Impeachment Required to Remove Members of the Judiciary
Unlike the president or members of the legislative branch, Supreme Court Justices and federal judges do not have term limits. These members of the judiciary may be removed after being impeached by the House of Representatives and upon conviction in an impeachment trial in the Senate. The purpose of having an unlimited term is so that these arbiters of justice are insulated from political pressure which could influence their decisions.
SCOTUS Established by the Constitution
The Supreme Court is the only court established by the Constitution. Unlike lesser courts, the Supreme Court Justices decide if a law or ruling is constitutional or unconstitutional or if the lower courts applied the law appropriately. The United States District Courts and the thirteen Courts of Appeals were established by Congress.
Supreme Court decisions are of national importance because they are the final authority on what is and is not constitutional. The motto of the Supreme Court is “Equal Justice Under Law.” This court is given power by the Constitution to decide whether or not local, state, and federal governments are acting in accordance with the laws and the Constitution.

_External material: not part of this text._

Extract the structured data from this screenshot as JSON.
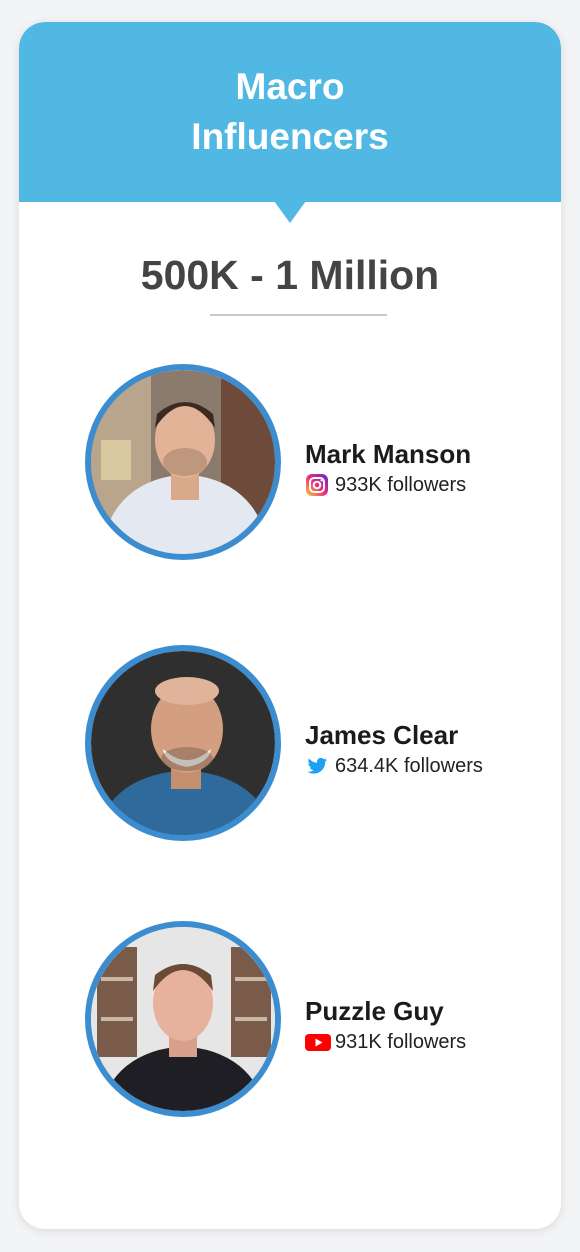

SCOTUS Has Final Authority
The Supreme Court is the final court with the power to declare an act of the president as unconstitutional. Federal Courts and Federal Courts of Appeals hear cases involving POTUS before SCOTUS gets it. Only in rate circumstances does SCOTUS have “original jurisdiction,” meaning the process begins and ends there. Since SCOTUS is the final authority, its findings cannot be questioned by another court.

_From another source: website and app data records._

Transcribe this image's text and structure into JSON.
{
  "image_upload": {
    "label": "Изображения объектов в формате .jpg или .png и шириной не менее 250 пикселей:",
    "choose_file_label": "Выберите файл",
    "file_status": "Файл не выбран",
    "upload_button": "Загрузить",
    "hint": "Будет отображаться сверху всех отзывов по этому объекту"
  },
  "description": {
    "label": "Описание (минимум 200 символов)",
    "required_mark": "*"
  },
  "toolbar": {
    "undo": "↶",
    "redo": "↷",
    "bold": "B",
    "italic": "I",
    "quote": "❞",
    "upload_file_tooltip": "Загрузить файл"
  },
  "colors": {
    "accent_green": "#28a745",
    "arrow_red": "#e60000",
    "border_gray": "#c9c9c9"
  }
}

The Legislative and Executive Branches Check the Powers of SCOTUS
Although the rulings of SCOTUS are final, SCOTUS is subject to checks and balances by the other two branches. If Congress believes that SCOTUS did not apply the law the way it was intended when written, Congress may rewrite the law to remove any doubt, or to correct any constitutional deficiencies identified. The president may then sign the new acts into law. This is very different from lower courts where the judgments and decisions can be appealed multiple times. Although the Supreme Court hears and rules upon less than one hundred and fifty cases annually, they receive thousands of requests for rulings each year. Unlike other courts SCOTUS does not hear witnesses, rather attorneys representing the interests of all involved parties address the court and answer questions of the justices. Each attorney’s time is strictly limited. While litigants in civil cases may attend SCOTUS hearings, criminal cases do not include the appellant because there are no witnesses to face.
Appointing Federal Judges

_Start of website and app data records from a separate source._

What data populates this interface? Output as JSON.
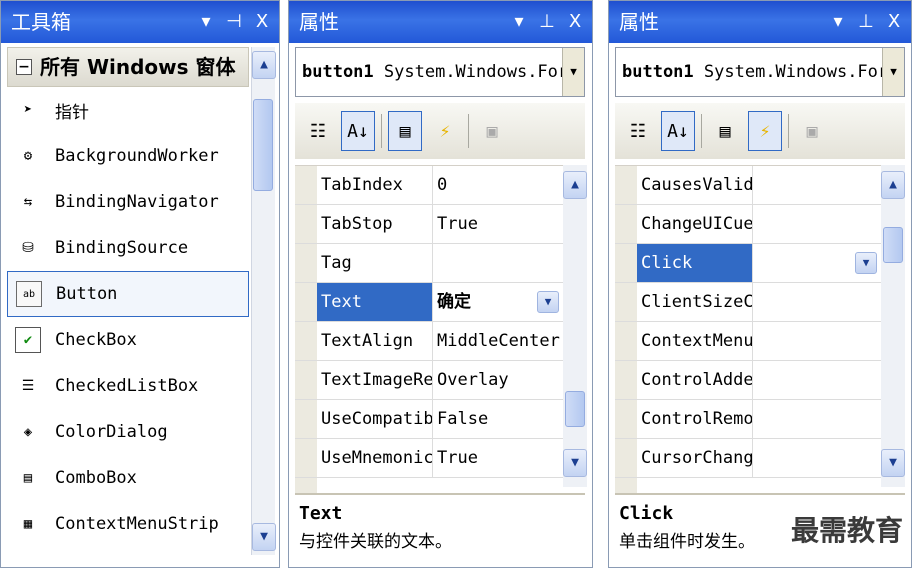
{
  "toolbox": {
    "title": "工具箱",
    "controls": [
      "▾",
      "⊣",
      "X"
    ],
    "category": "所有 Windows 窗体",
    "items": [
      {
        "label": "指针",
        "icon": "pointer-icon",
        "glyph": "➤"
      },
      {
        "label": "BackgroundWorker",
        "icon": "backgroundworker-icon",
        "glyph": "⚙"
      },
      {
        "label": "BindingNavigator",
        "icon": "bindingnavigator-icon",
        "glyph": "⇆"
      },
      {
        "label": "BindingSource",
        "icon": "bindingsource-icon",
        "glyph": "⛁"
      },
      {
        "label": "Button",
        "icon": "button-icon",
        "glyph": "ab",
        "selected": true
      },
      {
        "label": "CheckBox",
        "icon": "checkbox-icon",
        "glyph": "✔"
      },
      {
        "label": "CheckedListBox",
        "icon": "checkedlistbox-icon",
        "glyph": "☰"
      },
      {
        "label": "ColorDialog",
        "icon": "colordialog-icon",
        "glyph": "◈"
      },
      {
        "label": "ComboBox",
        "icon": "combobox-icon",
        "glyph": "▤"
      },
      {
        "label": "ContextMenuStrip",
        "icon": "contextmenustrip-icon",
        "glyph": "▦"
      }
    ]
  },
  "props_left": {
    "title": "属性",
    "controls": [
      "▾",
      "⊥",
      "X"
    ],
    "object_name": "button1",
    "object_type": "System.Windows.For",
    "rows": [
      {
        "name": "TabIndex",
        "value": "0"
      },
      {
        "name": "TabStop",
        "value": "True"
      },
      {
        "name": "Tag",
        "value": ""
      },
      {
        "name": "Text",
        "value": "确定",
        "selected": true,
        "dropdown": true
      },
      {
        "name": "TextAlign",
        "value": "MiddleCenter"
      },
      {
        "name": "TextImageRel",
        "value": "Overlay"
      },
      {
        "name": "UseCompatibl",
        "value": "False"
      },
      {
        "name": "UseMnemonic",
        "value": "True"
      }
    ],
    "desc_title": "Text",
    "desc_text": "与控件关联的文本。"
  },
  "props_right": {
    "title": "属性",
    "controls": [
      "▾",
      "⊥",
      "X"
    ],
    "object_name": "button1",
    "object_type": "System.Windows.For",
    "rows": [
      {
        "name": "CausesValid",
        "value": ""
      },
      {
        "name": "ChangeUICue",
        "value": ""
      },
      {
        "name": "Click",
        "value": "",
        "selected": true,
        "dropdown": true
      },
      {
        "name": "ClientSizeC",
        "value": ""
      },
      {
        "name": "ContextMenu",
        "value": ""
      },
      {
        "name": "ControlAdde",
        "value": ""
      },
      {
        "name": "ControlRemo",
        "value": ""
      },
      {
        "name": "CursorChang",
        "value": ""
      }
    ],
    "desc_title": "Click",
    "desc_text": "单击组件时发生。"
  },
  "watermark": "最需教育",
  "colors": {
    "titlebar": "#2358d8",
    "selection": "#316ac5"
  }
}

Judges for all federal courts also receive their appointment from the president and undergo confirmation with the “advice and consent” of the Senate. Federal judges, like justices receive lifetime appointments.
Some Federal Courts Not Part of the Judicial Branch
There is another type of court within the federal government that is not part of the judicial branch, administrative courts such as immigration court, Social Security courts of appeals, and others with quasi-judicial functions. These administrative courts attempt to provide an avenue of due process as the participants appeal the application of administrative rules and policies. These courts have Administrative Law Judges who hear cases. Their goal is to reach a decision that fits within the framework of the executive branch agency for whom they hear cases. In most instances, this is the final level if appeal for an individual with a case before an agency, before filing an appeal of an unfavorable decision to the U.S. District Court. Once the case moves to the U.S. District Court, the judicial branch of the government makes a final decision.